[App and web page records]
----------
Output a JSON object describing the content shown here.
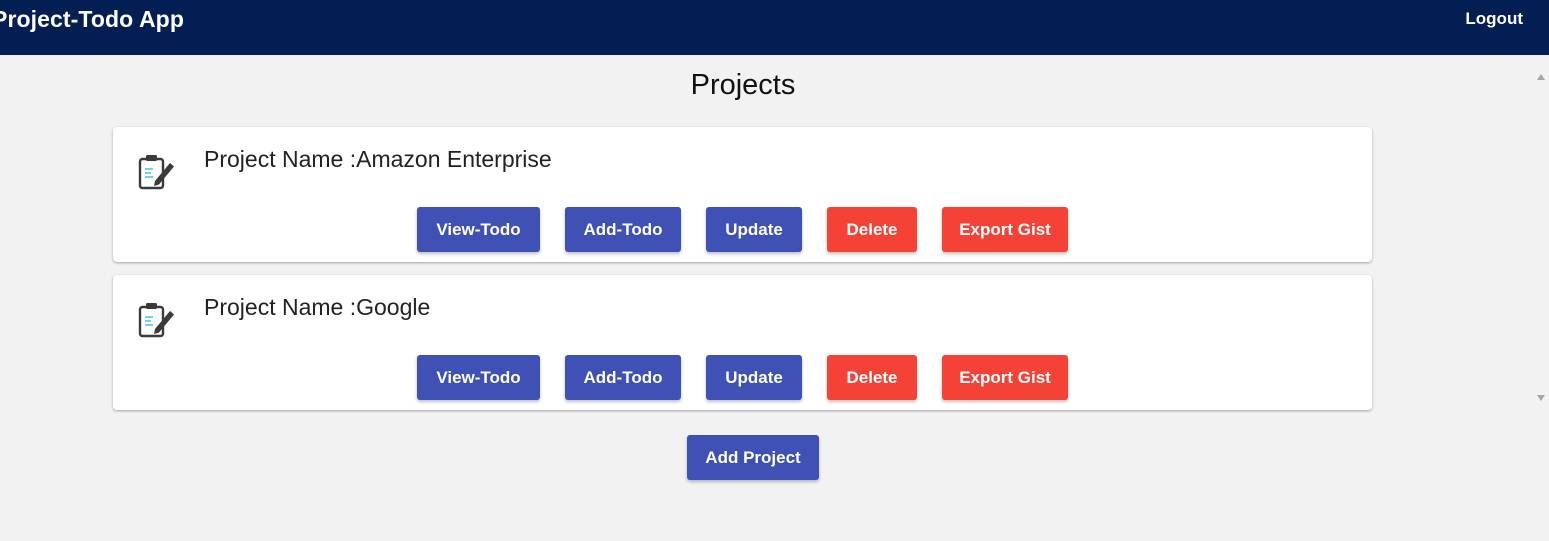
{
  "header": {
    "app_title": "Project-Todo App",
    "logout_label": "Logout",
    "background_color": "#031e53"
  },
  "main": {
    "page_title": "Projects",
    "projects": [
      {
        "name_label": "Project Name :Amazon Enterprise",
        "icon": "clipboard-edit-icon",
        "buttons": {
          "view_todo": "View-Todo",
          "add_todo": "Add-Todo",
          "update": "Update",
          "delete": "Delete",
          "export_gist": "Export Gist"
        }
      },
      {
        "name_label": "Project Name :Google",
        "icon": "clipboard-edit-icon",
        "buttons": {
          "view_todo": "View-Todo",
          "add_todo": "Add-Todo",
          "update": "Update",
          "delete": "Delete",
          "export_gist": "Export Gist"
        }
      }
    ],
    "add_project_label": "Add Project"
  },
  "colors": {
    "primary": "#3f51b5",
    "danger": "#f44336",
    "page_background": "#f2f2f2"
  }
}
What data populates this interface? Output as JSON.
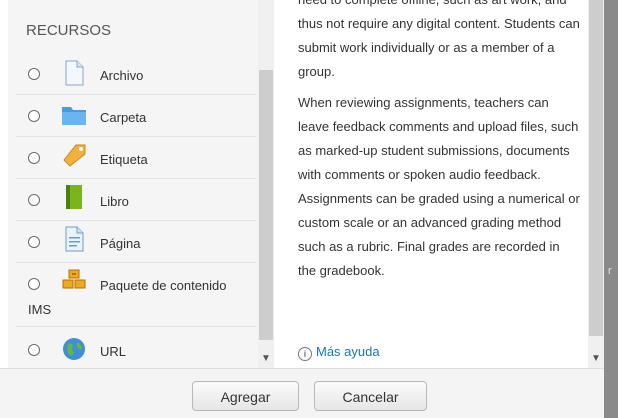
{
  "resources": {
    "heading": "RECURSOS",
    "items": [
      {
        "label": "Archivo",
        "icon": "file-icon"
      },
      {
        "label": "Carpeta",
        "icon": "folder-icon"
      },
      {
        "label": "Etiqueta",
        "icon": "label-tag-icon"
      },
      {
        "label": "Libro",
        "icon": "book-icon"
      },
      {
        "label": "Página",
        "icon": "page-icon"
      },
      {
        "label": "Paquete de contenido",
        "label_line2": "IMS",
        "icon": "ims-package-icon"
      },
      {
        "label": "URL",
        "icon": "url-globe-icon"
      }
    ]
  },
  "help": {
    "lines_top": "need to complete offline, such as art work, and thus not require any digital content. Students can submit work individually or as a member of a group.",
    "paragraph2": "When reviewing assignments, teachers can leave feedback comments and upload files, such as marked-up student submissions, documents with comments or spoken audio feedback. Assignments can be graded using a numerical or custom scale or an advanced grading method such as a rubric. Final grades are recorded in the gradebook.",
    "more_help_label": "Más ayuda",
    "info_glyph": "i"
  },
  "background": {
    "peek_text": "r"
  },
  "footer": {
    "add_label": "Agregar",
    "cancel_label": "Cancelar"
  },
  "colors": {
    "link": "#1a78ad",
    "panel_bg": "#f5f5f5",
    "footer_bg": "#f4f4f4"
  }
}
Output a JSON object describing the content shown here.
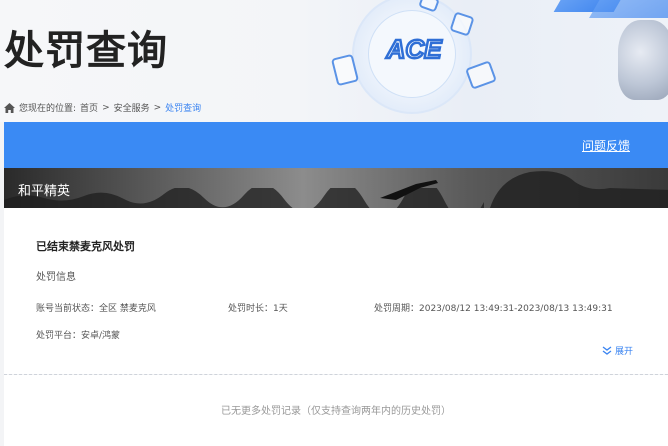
{
  "header": {
    "title": "处罚查询",
    "logo_text": "ACE"
  },
  "breadcrumb": {
    "prefix": "您现在的位置:",
    "items": [
      "首页",
      "安全服务"
    ],
    "separator": ">",
    "current": "处罚查询"
  },
  "toolbar": {
    "feedback_label": "问题反馈"
  },
  "game": {
    "name": "和平精英"
  },
  "record": {
    "title": "已结束禁麦克风处罚",
    "section": "处罚信息",
    "status": "账号当前状态：全区 禁麦克风",
    "duration": "处罚时长：1天",
    "period": "处罚周期：2023/08/12 13:49:31-2023/08/13 13:49:31",
    "platform": "处罚平台：安卓/鸿蒙",
    "expand_label": "展开"
  },
  "footer": {
    "no_more": "已无更多处罚记录（仅支持查询两年内的历史处罚）"
  },
  "colors": {
    "accent": "#3a8af4",
    "link": "#3a84f1",
    "title": "#222222"
  }
}
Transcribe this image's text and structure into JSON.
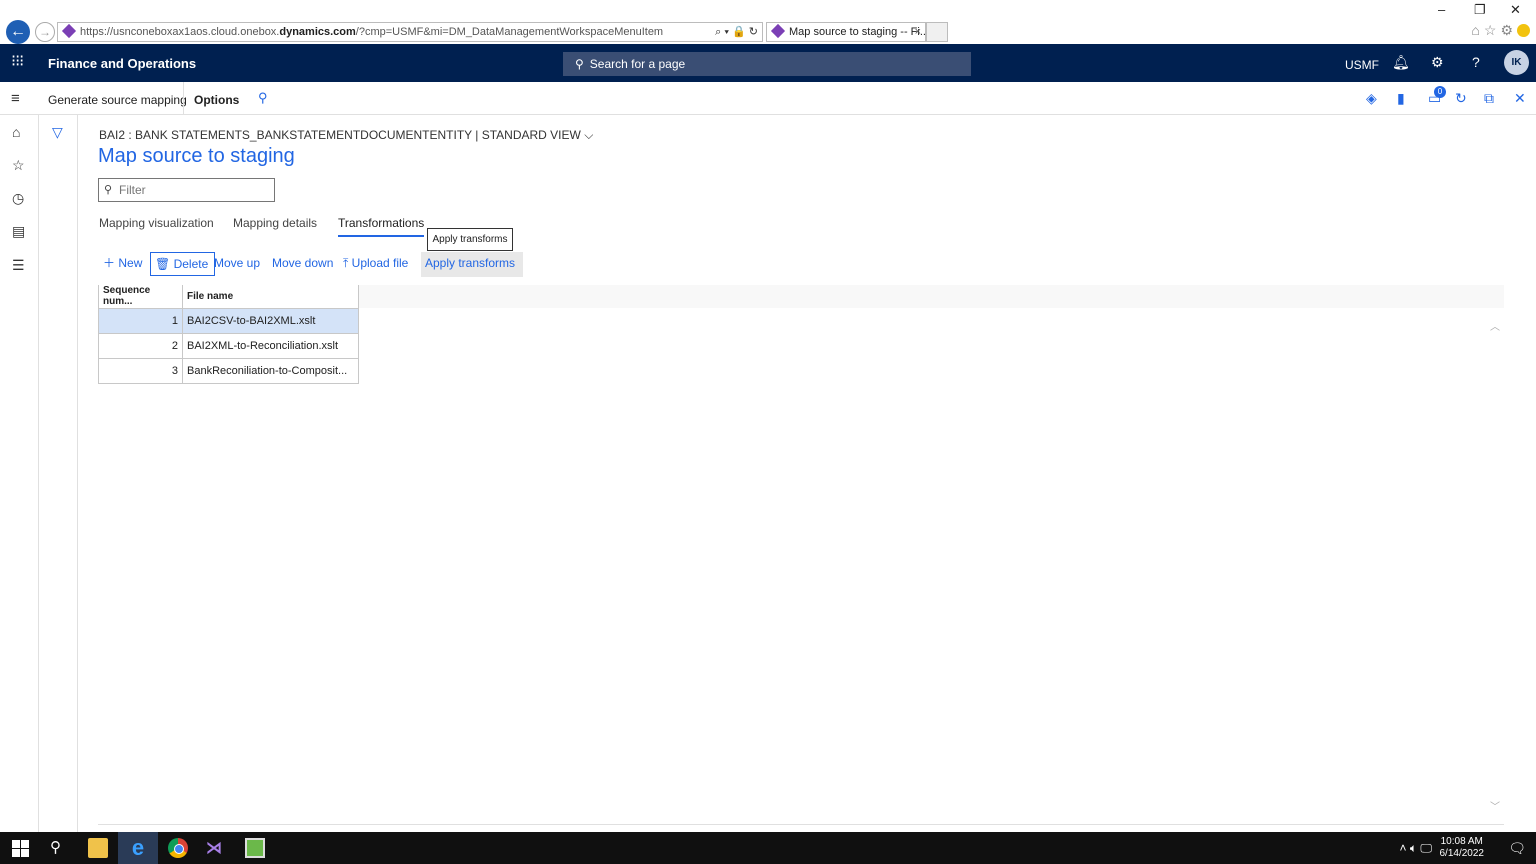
{
  "browser": {
    "url_prefix": "https://usnconeboxax1aos.cloud.onebox.",
    "url_domain": "dynamics.com",
    "url_suffix": "/?cmp=USMF&mi=DM_DataManagementWorkspaceMenuItem",
    "tab_title": "Map source to staging -- Fi...",
    "address_icons": "⌕ ▾ 🔒 ↻"
  },
  "navbar": {
    "app_title": "Finance and Operations",
    "search_placeholder": "Search for a page",
    "company": "USMF",
    "user_initials": "IK"
  },
  "action_pane": {
    "generate_label": "Generate source mapping",
    "options_label": "Options",
    "notification_count": "0"
  },
  "page": {
    "breadcrumb": "BAI2 : BANK STATEMENTS_BANKSTATEMENTDOCUMENTENTITY  |  STANDARD VIEW",
    "title": "Map source to staging",
    "filter_placeholder": "Filter"
  },
  "tabs": [
    {
      "label": "Mapping visualization"
    },
    {
      "label": "Mapping details"
    },
    {
      "label": "Transformations"
    }
  ],
  "tooltip": "Apply transforms",
  "toolbar": {
    "new_label": "New",
    "delete_label": "Delete",
    "move_up_label": "Move up",
    "move_down_label": "Move down",
    "upload_label": "Upload file",
    "apply_label": "Apply transforms"
  },
  "grid": {
    "columns": [
      "Sequence num...",
      "File name"
    ],
    "rows": [
      {
        "seq": "1",
        "file": "BAI2CSV-to-BAI2XML.xslt",
        "selected": true
      },
      {
        "seq": "2",
        "file": "BAI2XML-to-Reconciliation.xslt",
        "selected": false
      },
      {
        "seq": "3",
        "file": "BankReconiliation-to-Composit...",
        "selected": false
      }
    ]
  },
  "taskbar": {
    "time": "10:08 AM",
    "date": "6/14/2022"
  },
  "colors": {
    "accent": "#2266e3",
    "navbar": "#002050",
    "selected_row": "#d4e3f8"
  }
}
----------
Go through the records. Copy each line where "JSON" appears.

Output a JSON object describing the content shown here.
What data populates this interface? Output as JSON.
Output a JSON object describing the content shown here.
Transcribe this image's text and structure into JSON.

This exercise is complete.